Today is Earth Day, first celebrated forty-five years ago. On April 22, 1970, millions took to the streets to protest the deterioration of the environment and to demonstrate in support of pursuing a healthy, sustainable world. It was fitting then, that on the eve of Earth Day 2015, North Bay enjoyed a little victory.
The Common Council was expected to vote last night on the resolution declaring the proposed sewer separation project a Type II Action, requiring no environmental review. In anticipation of the vote, Timothy O'Connor had delivered the Protect North Bay petition, with 416 signatures, to the aldermen. When the time came to consider the resolution, Common Council president Don Moore moved to postpone voting on it until June 16 and to use the intervening time to pursue an environmental review.
Before the Council voted on Moore's motion, there was discussion about who would carry out the environmental review and how it would be paid for. City attorney Carl Whitbeck opined that six weeks was adequate time to do an environmental study "if Delaware Engineering is going to do it." Audience member Nick Zachos asked if having Delaware Engineering do the environmental review wouldn't be a conflict of interest, since they have been hired to do the sewer separation project. They have also appeared at two Council meetings defending the position that the project is a Type II Action, which does not require environmental review. O'Connor offered the opinion that Saratoga Associates, now doing the feasibility study on the Dunn warehouse, would be a perfect candidate. Moore suggested that it would be good to get two cost estimates, and it was decided a special meeting would have to be held to approve the amount to be spent and to authorize the mayor to enter into a contract.
When the time came to vote on pursuing an environmental review, Alderman Bart Delaney (Fifth Ward) said that he felt enough time had been spent on the issue before voting no. His colleague from the Fifth Ward, Robert "Doc" Donahue followed suit. The rest of the aldermen present--Ohrine Stewart (Fourth Ward) was absent--and Council president Moore voted yes, and the motion passed with 1,205 affirmative votes--just 190 votes more than what are needed for a simple majority.
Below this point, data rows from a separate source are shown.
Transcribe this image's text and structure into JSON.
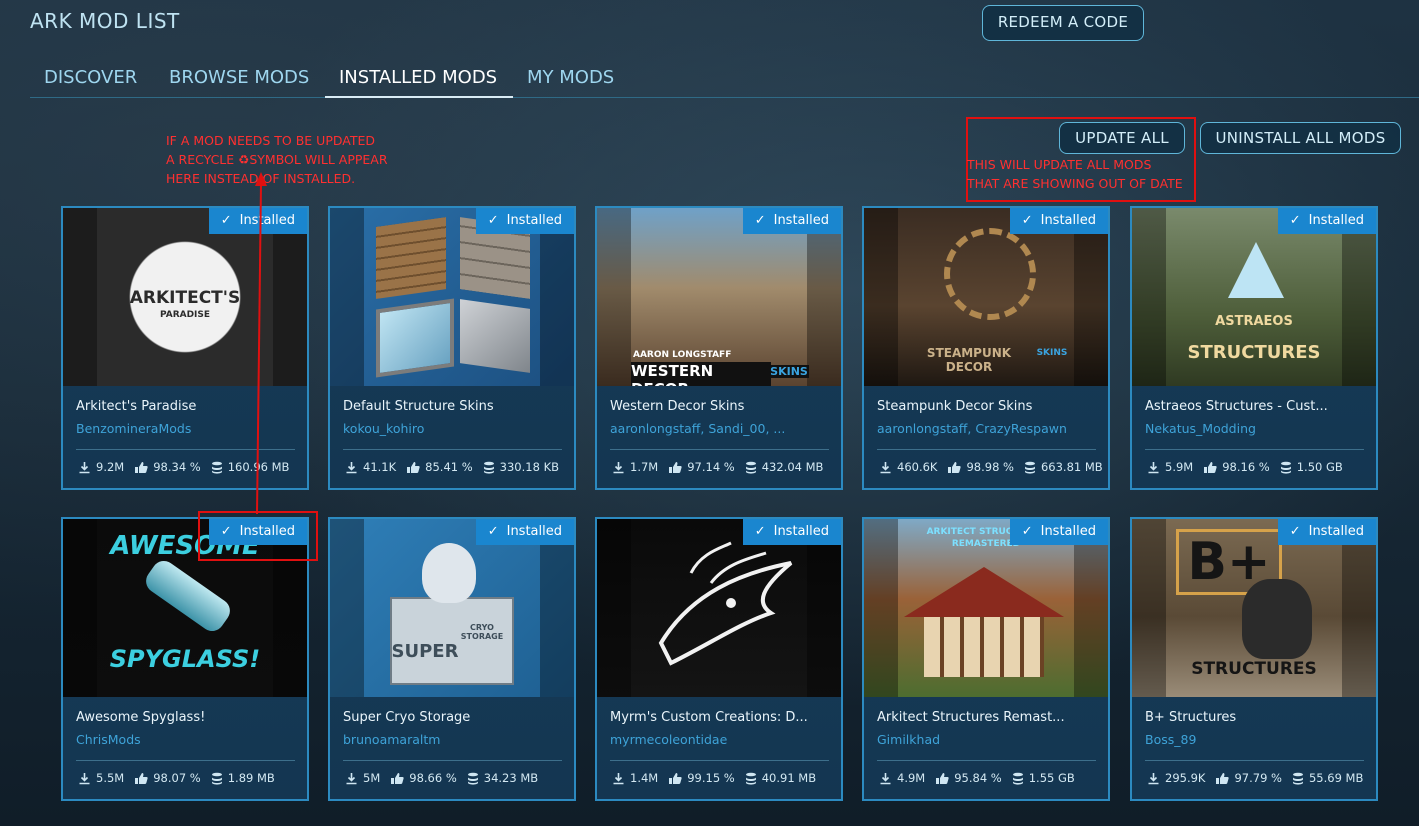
{
  "header": {
    "title": "ARK MOD LIST",
    "redeem_label": "REDEEM A CODE"
  },
  "tabs": [
    {
      "label": "DISCOVER",
      "active": false
    },
    {
      "label": "BROWSE MODS",
      "active": false
    },
    {
      "label": "INSTALLED MODS",
      "active": true
    },
    {
      "label": "MY MODS",
      "active": false
    }
  ],
  "actions": {
    "update_all": "UPDATE ALL",
    "uninstall_all": "UNINSTALL ALL MODS"
  },
  "annotations": {
    "recycle_note": [
      "IF A MOD NEEDS TO BE UPDATED",
      "A RECYCLE ♻SYMBOL WILL APPEAR",
      "HERE INSTEAD OF INSTALLED."
    ],
    "update_note": [
      "THIS WILL UPDATE ALL MODS",
      "THAT ARE SHOWING OUT OF DATE"
    ]
  },
  "installed_label": "Installed",
  "colors": {
    "accent": "#1a86cf",
    "card_border": "#2c8ac0",
    "author": "#3ea3d8",
    "annotation": "#e01010"
  },
  "mods": [
    {
      "name": "Arkitect's Paradise",
      "author": "BenzomineraMods",
      "downloads": "9.2M",
      "rating": "98.34 %",
      "size": "160.96 MB",
      "art_text": "ARKITECT'S",
      "art_sub": "PARADISE"
    },
    {
      "name": "Default Structure Skins",
      "author": "kokou_kohiro",
      "downloads": "41.1K",
      "rating": "85.41 %",
      "size": "330.18 KB",
      "art_text": "",
      "art_sub": ""
    },
    {
      "name": "Western Decor Skins",
      "author": "aaronlongstaff, Sandi_00, ...",
      "downloads": "1.7M",
      "rating": "97.14 %",
      "size": "432.04 MB",
      "art_text": "WESTERN DECOR",
      "art_sub": "AARON LONGSTAFF",
      "art_tag": "SKINS"
    },
    {
      "name": "Steampunk Decor Skins",
      "author": "aaronlongstaff, CrazyRespawn",
      "downloads": "460.6K",
      "rating": "98.98 %",
      "size": "663.81 MB",
      "art_text": "STEAMPUNK DECOR",
      "art_sub": "",
      "art_tag": "SKINS"
    },
    {
      "name": "Astraeos Structures - Cust...",
      "author": "Nekatus_Modding",
      "downloads": "5.9M",
      "rating": "98.16 %",
      "size": "1.50 GB",
      "art_text": "STRUCTURES",
      "art_sub": "ASTRAEOS"
    },
    {
      "name": "Awesome Spyglass!",
      "author": "ChrisMods",
      "downloads": "5.5M",
      "rating": "98.07 %",
      "size": "1.89 MB",
      "art_text": "AWESOME",
      "art_sub": "SPYGLASS!"
    },
    {
      "name": "Super Cryo Storage",
      "author": "brunoamaraltm",
      "downloads": "5M",
      "rating": "98.66 %",
      "size": "34.23 MB",
      "art_text": "SUPER",
      "art_sub": "CRYO STORAGE"
    },
    {
      "name": "Myrm's Custom Creations: D...",
      "author": "myrmecoleontidae",
      "downloads": "1.4M",
      "rating": "99.15 %",
      "size": "40.91 MB",
      "art_text": "",
      "art_sub": ""
    },
    {
      "name": "Arkitect Structures Remast...",
      "author": "Gimilkhad",
      "downloads": "4.9M",
      "rating": "95.84 %",
      "size": "1.55 GB",
      "art_text": "ARKITECT STRUCTURES",
      "art_sub": "REMASTERED"
    },
    {
      "name": "B+ Structures",
      "author": "Boss_89",
      "downloads": "295.9K",
      "rating": "97.79 %",
      "size": "55.69 MB",
      "art_text": "B+",
      "art_sub": "STRUCTURES"
    }
  ]
}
The vote is another example of the weirdness of the weighted vote: eight people vote for a measure, two people vote against it, and the percentage of affirmative votes is not an overwhelming 80 percent but a nail-biting 59 percent.
COPYRIGHT 2015 CAROLE OSTERINK